Health pass

In accordance with government recommendations, all visitors to the Louvre aged 18 and over must show a Health Pass. From 30 September, this obligation will apply to all visitors aged 12 and over.

The Secrets behind Eugène Delacroix’s Monumental Decoration

Musée Eugène-Delacroix

Posted on 23 August 2021

With a new themed presentation of its collection, placing special emphasis on recent acquisitions and conservation work, the Musée National Eugène-Delacroix invites visitors to uncover the secrets behind the Romantic painter’s monumental decoration. The exhibition runs from 11 September 2021 to 28 February 2022.

A strong focus of the thirty final years of Eugène Delacroix’s career, the many civil and religious buildings he decorated stand today as testaments to his incredible talent. From the mural paintings of the Saint-Sulpice church to the decoration of the National Assembly and the Senate, not to mention the now-lost decorative paintings for the Salon de la Paix of the Paris Hôtel de Ville, Delacroix’s decorative oeuvre is impressively rich and diverse.

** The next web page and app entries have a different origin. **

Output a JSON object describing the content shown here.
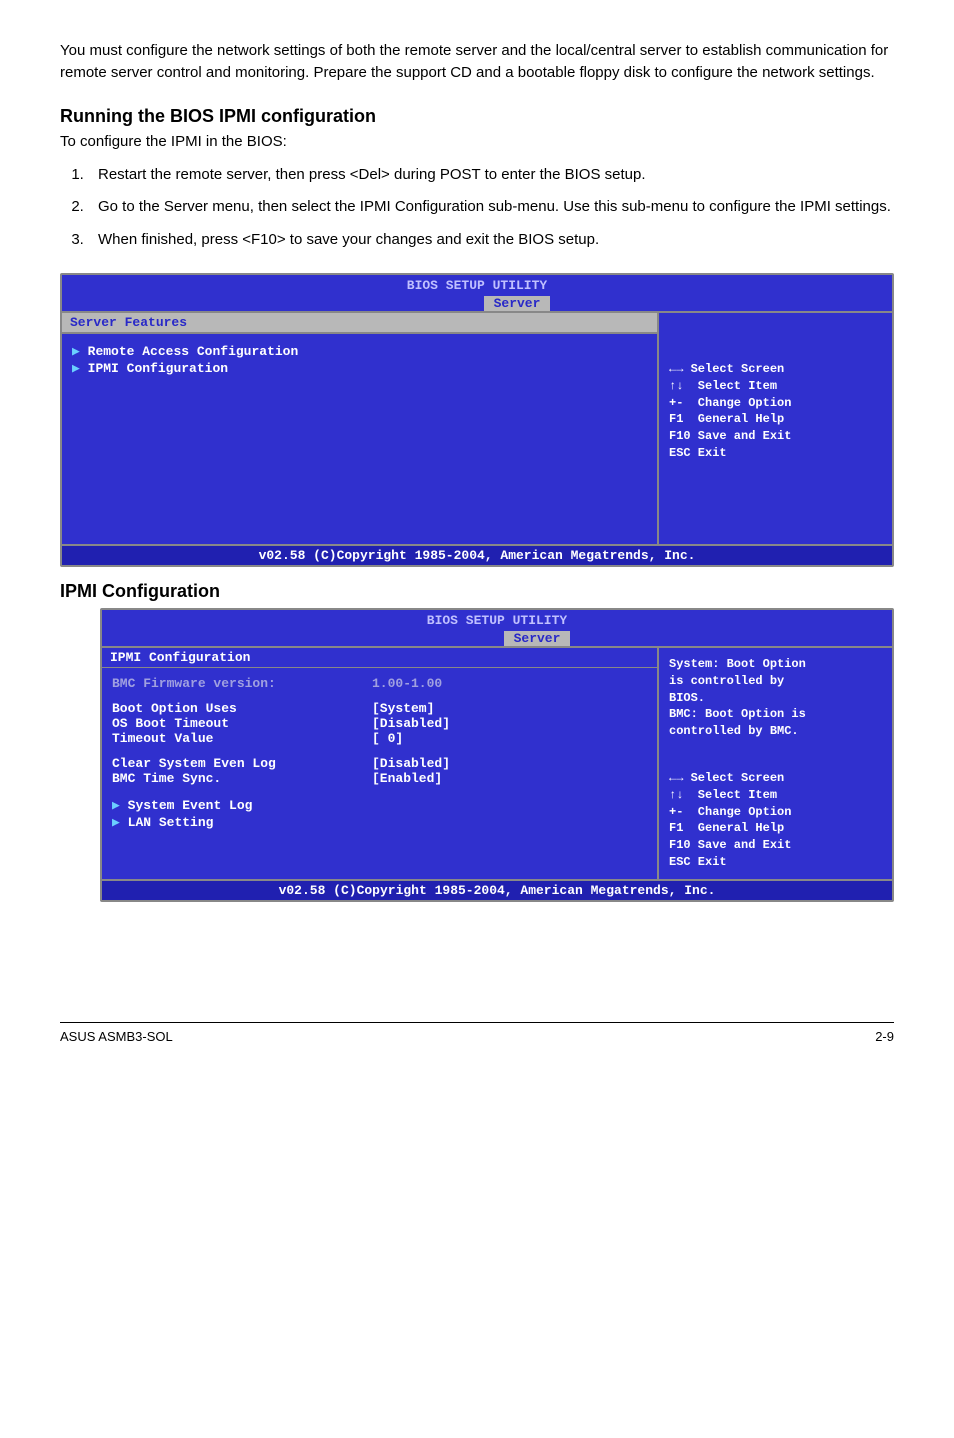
{
  "intro": "You must configure the network settings of both the remote server and the local/central server to establish communication for remote server control and monitoring. Prepare the support CD and a bootable floppy disk to configure the network settings.",
  "section1": {
    "heading": "Running the BIOS IPMI configuration",
    "lead": "To configure the IPMI in the BIOS:"
  },
  "steps": [
    "Restart the remote server, then press <Del> during POST to enter the BIOS setup.",
    "Go to the Server menu, then select the IPMI Configuration sub-menu. Use this sub-menu to configure the IPMI settings.",
    "When finished, press <F10> to save your changes and exit the BIOS setup."
  ],
  "bios1": {
    "title": "BIOS SETUP UTILITY",
    "tab": "Server",
    "panelTitle": "Server Features",
    "items": [
      "Remote Access Configuration",
      "IPMI Configuration"
    ],
    "help": [
      "←→ Select Screen",
      "↑↓  Select Item",
      "+-  Change Option",
      "F1  General Help",
      "F10 Save and Exit",
      "ESC Exit"
    ],
    "copyright": "v02.58 (C)Copyright 1985-2004, American Megatrends, Inc."
  },
  "section2": {
    "heading": "IPMI Configuration"
  },
  "bios2": {
    "title": "BIOS SETUP UTILITY",
    "tab": "Server",
    "panelTitle": "IPMI Configuration",
    "fw": {
      "label": "BMC Firmware version:",
      "value": "1.00-1.00"
    },
    "opts": [
      {
        "k": "Boot Option Uses",
        "v": "[System]"
      },
      {
        "k": "OS Boot Timeout",
        "v": "[Disabled]"
      },
      {
        "k": "Timeout Value",
        "v": "[  0]"
      }
    ],
    "opts2": [
      {
        "k": "Clear System Even Log",
        "v": "[Disabled]"
      },
      {
        "k": "BMC Time Sync.",
        "v": "[Enabled]"
      }
    ],
    "subs": [
      "System Event Log",
      "LAN Setting"
    ],
    "rhelp": [
      "System: Boot Option",
      "is controlled by",
      "BIOS.",
      "",
      "BMC: Boot Option is",
      "controlled by BMC."
    ],
    "help": [
      "←→ Select Screen",
      "↑↓  Select Item",
      "+-  Change Option",
      "F1  General Help",
      "F10 Save and Exit",
      "ESC Exit"
    ],
    "copyright": "v02.58 (C)Copyright 1985-2004, American Megatrends, Inc."
  },
  "footer": {
    "left": "ASUS ASMB3-SOL",
    "right": "2-9"
  }
}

At the heart of the last building where the artist lived and worked, the Musée National Eugène-Delacroix pays tribute to this oeuvre with a unique display that provides insight into the creative process behind Delacroix’s decorative paintings. Presenting preparatory drawings and sketches by the artist, illustrating his different techniques and shedding light on the main themes Delacroix explored in his decorative works, this exhibition takes visitors on an immersive journey through the Romantic painter’s monumental decoration projects.

This new display of the Musée National Eugène-Delacroix collection is also an opportunity to show the public some of the painter’s lesser-known works that have recently been acquired or undergone conservation treatment. Three frescoes painted by Delacroix – Leda and the Swan, Anacreon and a Young Woman and Bacchus with a Tiger –, two magnificent hemicyclic wood models, and a sketch of the same shape for Hercules Enchains Nereus all illustrate the extent of Delacroix’s reflection and creative work. These artworks also bear witness to the research and development around the little-explored theme of the painter’s decorative oeuvre.

Organised by: Claire Bessède, Musée National Eugène-Delacroix


See the Musée National Eugène-Delacroix website for the full schedule of events

 Share article

You may also like

A step up for the Louvre’s mastaba chapel

During the winter of 2016–2017, the Louvre launched a major online fundraising campaign to conserve and reconstruct the tomb chapel of Akhethotep, a high official of the Egyptian Old Kingdom. The reconstruction is now complete and visitors to the Louvre can admire this ancient Egyptian masterpiece once again. Here’s the story of this exceptional conservation project.

Bringing Mosul Museum Back to Life

Ariane Thomas, director of the Louvre’s Department of Near Eastern Antiquities, has been making regular trips to Iraq to help with the restoration of Mosul Museum. After being largely destroyed and looted, the museum is gradually coming back to life thanks to an international programme in which the Louvre is playing a key role. Interview:

The Mona Lisa in virtual reality in your own home

‘Mona Lisa: Beyond the Glass’ – the Louvre’s first virtual reality project – uses the latest scientific research on Leonardo da Vinci, his creative processes and his painting techniques.